Anti-capitalism, internal war, and the state
In light (but not in direct response) to some of the concerns about police brutality during the Occupy Wall Street protests, it really is remarkable how much anti-capitalist protests have changed since their heyday in the late 19th and early 20th centuries – as well as the way the so-called establishment has responded to them. Nicholas Spykman, in America’s Strategy in World Politics, notes:
Intramural gang warfare has long been tolerated as a by-product of the exuberance of urban life, and strong-arm methods have been accepted as necessary inspirational aids in city elections. The importance of physical violence in labor conflicts and in the “non-existent” class struggle is attested to by the existence of a flourishing armaments industry making tear gas bombs and other equipment and the availability of mercenary infantry for any union or employer who can afford the price. Law and fact in regard to the monopoly of violence seem to vary almost as much as law and fact in regard to other monopolies.
It’s worth noting that for all the concern about the militarization of police in the United States, this was the natural outgrowth of attempts by the United States government, at local, state, and federal levels, to rectify this state of affairs. Spykman, who was writing in 1942, was already past the zenith of the agonistic labor disputes, but it is still notable how different things once were.

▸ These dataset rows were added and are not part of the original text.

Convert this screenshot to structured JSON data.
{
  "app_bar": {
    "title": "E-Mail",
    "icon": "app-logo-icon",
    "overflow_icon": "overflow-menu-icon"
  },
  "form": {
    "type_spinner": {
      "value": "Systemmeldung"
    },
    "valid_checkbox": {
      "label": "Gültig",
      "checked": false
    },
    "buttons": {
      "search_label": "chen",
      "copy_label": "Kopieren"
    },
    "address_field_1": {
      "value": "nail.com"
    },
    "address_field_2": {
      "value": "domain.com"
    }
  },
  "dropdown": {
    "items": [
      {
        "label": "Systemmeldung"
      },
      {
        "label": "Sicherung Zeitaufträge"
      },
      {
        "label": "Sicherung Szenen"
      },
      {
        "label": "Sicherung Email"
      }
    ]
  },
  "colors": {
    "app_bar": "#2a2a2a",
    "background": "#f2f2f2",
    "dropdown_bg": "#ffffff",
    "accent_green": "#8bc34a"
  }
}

Before there were militarized police in the United States, we had the actual military fulfilling a much broader range of policing roles – and before that, there was deference to the “mercenary armies” such as the Pinkertons, as well as state militias and other unaccountable security forces. Despite the fits of paranoia and outrage that the tasking of the 1st Brigade Combat Team to the 3rd Infantry Division often elicits, this was not always the way in which federal military intervention in domestic political disorder was viewed.
In fact, it was not fear of federal abuse of power which prompted fear about the use of military in domestic disputes, it was fear of the state governments, which tended to be more overzealous in their suppression of local protests, riots, and strikes. Indeed, it takes only an examination of the Ludlow Massacre to see why state and local governments, generally much further in thrall to the interests of employers and capital generally, were considered far more brutal than federal troops. When Federals arrived, they were generally far more neutral and sought to disarm the sides to reinstitute the government monopoly on force.
The US desire not to have an actual military or paramilitary police force, along the lines of European states, is partially responsible for the massive growth in the power of civilian law enforcement agencies and the decline of informal state militias, mercenary outfits like the Pinkerton or the Baldwin-Felts Detective Agencies. If you think security contractors are out of hand nowadays, consider the conduct of Baldwin-Felts. This was a private security firm which, after engaging in a gunfight in West Virginia, murdered a town’s police commissioner and his friend in a courthouse in front of their wives. They also took part in the aforementioned Ludlow Massacre, which included an armored car mounted with a Colt-Browning machine gun. Let’s not also forget that private associations were also able to contract bombers with tear gas and fragmentation bombs during the Battle of Blair Mountain.
It’s open to debate how effective the coal miners and their many battles with employers and local, state, and federal governments were in contributing to the later labor victories during the Roosevelt administration – certainly I am not an expert on any of these subjects. They are worth ruminating on, though, because as Adam Elkus notes, the downside of the “new frontier” in conflict may be the resurgence of violent, antagonistic anti-establishment actions, this time in an urban context.
Despite the seeming impunity with which the police in the US often operate, it is incredibly misleading to describe the US as a police state. This is owed not simply to legal protections, but to the actual tools presently available to the United States for domestic security. The primacy of highly professionalized state and local law enforcement rather than forces with a broader mandate encompassing intelligence, counter-intelligence, and national security as an ever-present factor in US life, is why we are not a police state. After all, this is perhaps the only country in the world where the Department of the Interior does not refer to a massive domestic security apparatus.
It will be interesting to see, as budget cuts loom and the potential for local unrest grows, what effect they will have on cash-strapped local governments to maintain the present posture of law enforcement agencies. While the almost vigilante efforts of government-sanctioned militias seem unlikely to recur, the possibility of a larger role for state or federal armed forces in local law enforcement, or the resurgence of private security contractors, are all significant possibilities. Pessimistically speaking, there may come a day when citizens look back in nostalgia to the era of massive and powerful law enforcement entities such as the LAPD and NYPD.